The other day, I watched a cabal of crows dancing in that upwards rush of air.
Traditionally, a collection of crows is called a “murder.” I don’t like that term. I suspect it was coined by someone who disliked crows and shot them whenever he could.
“Cabal,” to my mind, better fits crows’ mischievous nature. It’s also alliterative.
This particular cabal put on quite a performance.
A couple of them simply raced back and forth, just below the top of the cliffs, riding the air the way a surfer would ride a monster wave.
The rest – up to a dozen; they’re hard to count in constant motion – swooped and swirled just above the cliff edge. Right over my head. So close I could have hit them with a stick. Fortunately, I didn’t have one. So I just watched.
They flipped over and flew on their backs.
They played chicken (figuratively speaking). Two crows rushed at each other, only to swerve at the last possible instant.
They hovered on the wind, just staying still. Exactly (as Douglas Adam wrote in his Hitchhiker’s Guide to the Galaxy) the way a brick doesn’t. Or the way Gerard Manley Hopkins’ falcon rode “the rolling level underneath him steady air” in The Windhover.
They did a falling leaf routine, flopping forwards and backwards. I had never seen crows fly backwards before, but they did it.
They soared up, and let themselves crash, falling like a bundle of lifeless feathers as if someone really had shot them. Then they spread their wings and soared again.
I found myself envying their mastery of the invisible element they lived in.
Can they, perhaps, see wind currents in a way that we humans cannot?
Long ago, I dreamed of taking flying lessons.
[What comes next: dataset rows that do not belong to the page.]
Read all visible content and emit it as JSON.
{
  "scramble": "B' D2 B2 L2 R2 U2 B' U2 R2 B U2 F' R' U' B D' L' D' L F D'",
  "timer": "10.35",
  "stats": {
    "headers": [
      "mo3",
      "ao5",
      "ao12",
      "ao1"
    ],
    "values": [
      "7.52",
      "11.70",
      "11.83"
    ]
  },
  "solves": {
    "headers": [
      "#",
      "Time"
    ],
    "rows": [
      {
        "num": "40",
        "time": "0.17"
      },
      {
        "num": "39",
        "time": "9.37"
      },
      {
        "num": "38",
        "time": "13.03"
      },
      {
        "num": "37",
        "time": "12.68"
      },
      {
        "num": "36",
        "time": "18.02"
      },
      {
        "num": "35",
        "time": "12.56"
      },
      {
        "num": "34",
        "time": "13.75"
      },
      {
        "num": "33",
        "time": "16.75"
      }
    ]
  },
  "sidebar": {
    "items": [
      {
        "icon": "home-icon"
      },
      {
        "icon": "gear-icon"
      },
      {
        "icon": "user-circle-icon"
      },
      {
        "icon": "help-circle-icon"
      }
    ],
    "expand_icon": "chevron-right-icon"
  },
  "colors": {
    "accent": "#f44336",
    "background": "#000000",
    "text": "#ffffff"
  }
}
Of becoming an amateur pilot. Of seeing the world from a new perspective.
I never did it. For all the usual reasons – money, career, mortgages, children…But even if I had learned to fly, I would never have risked the crows’ stunts. To let my wings flap loose? To let go of the controls? To tumble, loose, broken…?
I don’t have the courage to crash with my feet on the ground, let alone high in the air. I’m too afraid of getting hurt.
I wondered what they were doing.
It seemed more than just spontaneous. To have that many crows, all cavorting at once suggests an intentional gathering.
Was it a mating game?
Were they enacting some kind of a religious ritual? Crows are certainly intelligent enough to develop some common concepts of the meaning of life.
And then, abruptly, they were gone.
I didn’t see any of them shake hands with a waiting crow at the edge of the cliff as they left, so it can’t have been a worship service.
Perhaps they were just having fun. Taking a break from the thankless routines of building nests, finding food, feeding gaping mouths.
Sudden thought: Could they have done their dance for me? To tell me not to take life so seriously? To let go, to laugh wildly, to do silly things?
Would crows ever do that?
Jim Taylor lives in Lake Country.